(Website and app data records)

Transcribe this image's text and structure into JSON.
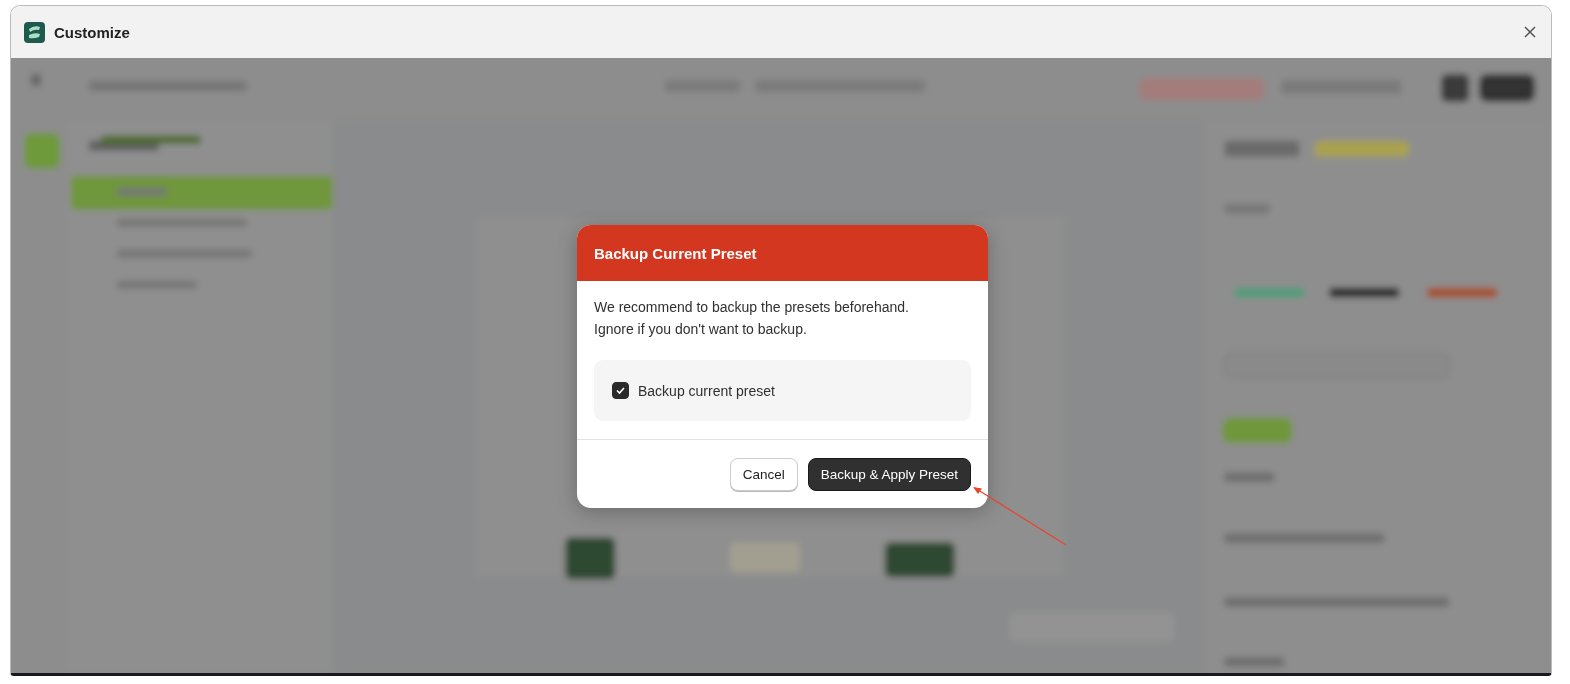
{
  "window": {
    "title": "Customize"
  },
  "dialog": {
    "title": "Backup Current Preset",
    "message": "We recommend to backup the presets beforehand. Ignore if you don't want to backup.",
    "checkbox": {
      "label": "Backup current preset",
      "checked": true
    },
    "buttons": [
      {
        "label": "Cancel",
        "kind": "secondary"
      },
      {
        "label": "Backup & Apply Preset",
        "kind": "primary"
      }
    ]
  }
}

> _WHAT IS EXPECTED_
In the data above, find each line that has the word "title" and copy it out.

> _RESPONSE BELOW_
    "title": "Customize"
    "title": "Backup Current Preset",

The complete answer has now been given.